A winter storm that killed two people in Louisiana and one in Houston has blanketed the South in snow and ice, causing traffic pileups, canceling hundreds of flights and prompting officials to urge people to stay indoors through Thursday afternoon, when a considerable warm-up is expected.
More than 400 flights had been canceled by Thursday morning, most to and from airports in Atlanta and North Carolina, according to the tracking site FlightAware.
Thousands of customers across Georgia and North Carolina had lost electricity, utility providers said, and officials planned Thursday morning to evaluate portions of interstate highways in Louisiana that closed overnight because of ice, officials said.
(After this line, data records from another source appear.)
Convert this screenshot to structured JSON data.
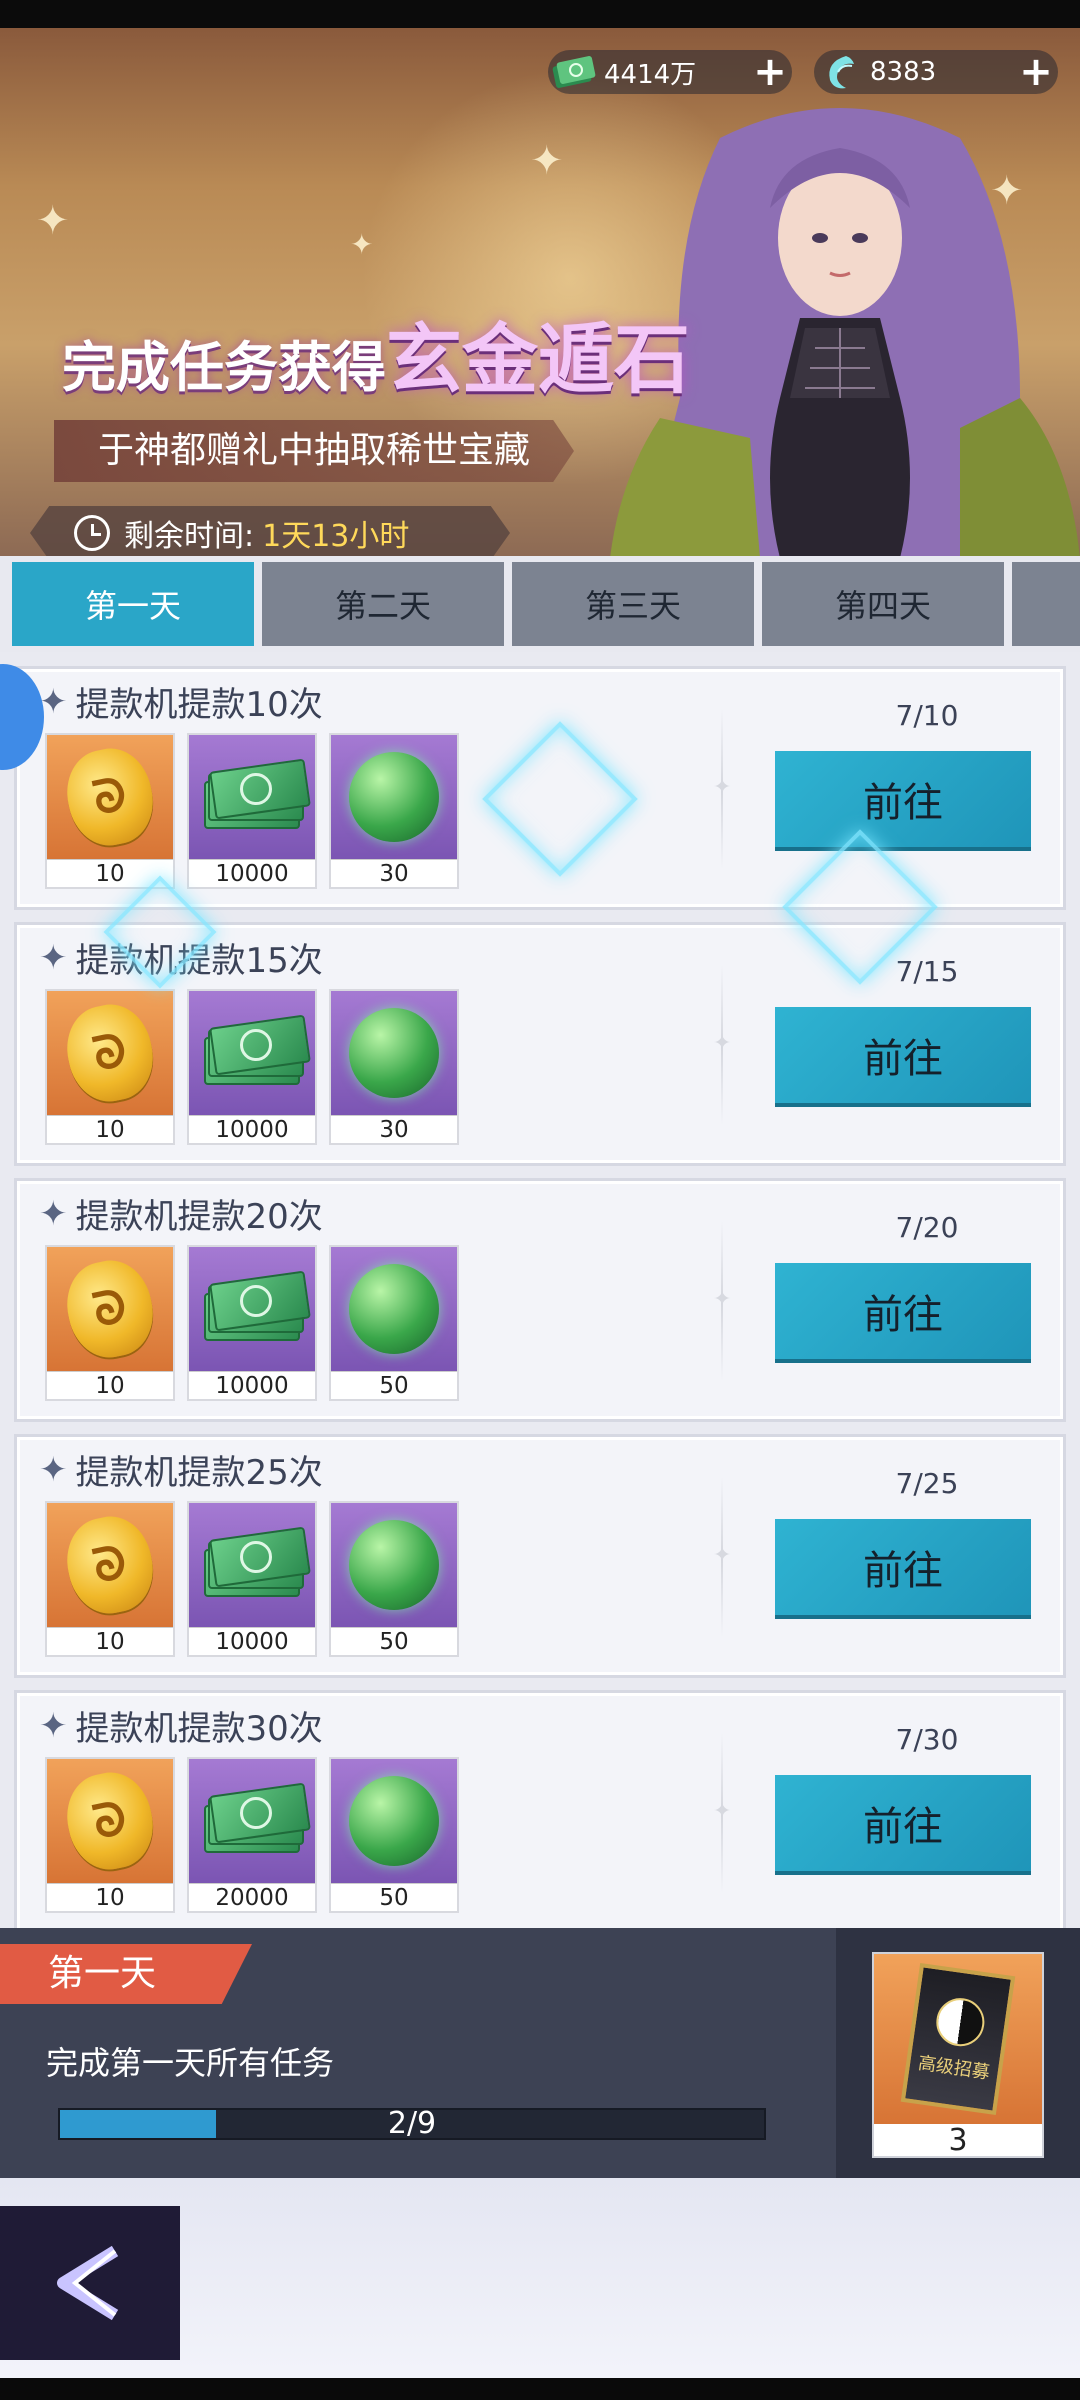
{
  "currencies": [
    {
      "icon": "cash-icon",
      "value": "4414万"
    },
    {
      "icon": "gem-icon",
      "value": "8383"
    }
  ],
  "banner": {
    "title_prefix": "完成任务获得",
    "title_highlight": "玄金遁石",
    "subtitle": "于神都赠礼中抽取稀世宝藏",
    "timer_label": "剩余时间:",
    "timer_value": "1天13小时"
  },
  "tabs": [
    {
      "label": "第一天",
      "active": true
    },
    {
      "label": "第二天",
      "active": false
    },
    {
      "label": "第三天",
      "active": false
    },
    {
      "label": "第四天",
      "active": false
    }
  ],
  "tasks": [
    {
      "name": "提款机提款10次",
      "progress": "7/10",
      "button": "前往",
      "rewards": [
        "10",
        "10000",
        "30"
      ]
    },
    {
      "name": "提款机提款15次",
      "progress": "7/15",
      "button": "前往",
      "rewards": [
        "10",
        "10000",
        "30"
      ]
    },
    {
      "name": "提款机提款20次",
      "progress": "7/20",
      "button": "前往",
      "rewards": [
        "10",
        "10000",
        "50"
      ]
    },
    {
      "name": "提款机提款25次",
      "progress": "7/25",
      "button": "前往",
      "rewards": [
        "10",
        "10000",
        "50"
      ]
    },
    {
      "name": "提款机提款30次",
      "progress": "7/30",
      "button": "前往",
      "rewards": [
        "10",
        "20000",
        "50"
      ]
    }
  ],
  "reward_icons": [
    "gold-coin-icon",
    "cash-stack-icon",
    "green-orb-icon"
  ],
  "bottom": {
    "day_label": "第一天",
    "description": "完成第一天所有任务",
    "progress_text": "2/9",
    "progress_fraction": 0.2222,
    "chest_card_text": "高级招募",
    "chest_count": "3"
  },
  "colors": {
    "tab_active": "#2aa6c8",
    "go_button": "#2fb3d2",
    "day_label": "#e15b44",
    "progress_fill": "#2f9ad0"
  }
}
State offices in parts of Georgia and Louisiana were due to remain closed Thursday for a second day, officials said.
Snow and icy conditions made roads in parts of the South and along the East Coast treacherous after a winter storm dumped snow Wednesday from the Florida Panhandle to Maine.
A swath of central North Carolina picked up more than 6 inches of snow, with some areas between Raleigh and Greensboro getting 10 inches. Some parts of New England got 6 inches.
On Thursday Gov. Roy Cooper said there are about 9,000 homes and businesses across the state still without power.
He also said with the cold temperatures it will be hard to get all the roads clear immediately. Cooper added that roads will be slick Friday and possibly even Saturday as temperatures will drop at night.
Echoing warnings from officials — especially in the South, where governments often aren’t equipped with salt and plows — to stay off roads, retired stock car racer Dale Earnhardt Jr. tweeted that North Carolinians should stay home. He posted a photo of a stuck car attached to a line and winch on his vehicle.
“5 minutes after helping these folks I center punched a pine tree. All good. Probably just needs a new alignment,” the winner of 26 races in NASCAR’s top division said. Earnhardt tweeted again to clarify he was not in the crash but scratched the winch when he was driving too fast and “being a bit of a fool.”
Similar photos and videos of motorists in several cities sliding off ice-coated lanes littered social media.
Nearly 600 crashes were reported in Harris County, Texas, Sheriff Ed Gonzalez said.
“Even if you think you want to go out … to go to the grocery store, the truth is they haven’t been able to be resupplied. So, just wait,” Harris County Judge Ed Emmett warned Wednesday morning.
The sheriff’s office in neighboring Fort Bend County was more blunt, tweeting: “Houston is still closed, Fort Bend. Go back to bed.”
Even where accumulation was lighter, travel could be dangerous, given the frigid temperatures, the National Weather Service said on Twitter.
Cars slide off roads
In Tennessee, which had the coldest pockets in the South, wind chills made the air feel as cold as 10 below zero.
On Thursday morning, wind chill advisories covered nearly 30 million people and included Atlanta, New Orleans, Mobile, Alabama, and stretched as far south as Boca Raton and Naples, Florida.
Hard freeze warnings extended along much of the Gulf Coast into Florida, with below-freezing temperatures in Orlando and Tampa.
Forecasters said chilly air would hang around from the South to the Northeast, leaving icy roads and hazardous conditions through Thursday, when temperatures were due to begin climbing.
The governors of Louisiana, Georgia, Alabama and North Carolina declared states of emergency for at least some parishes and counties.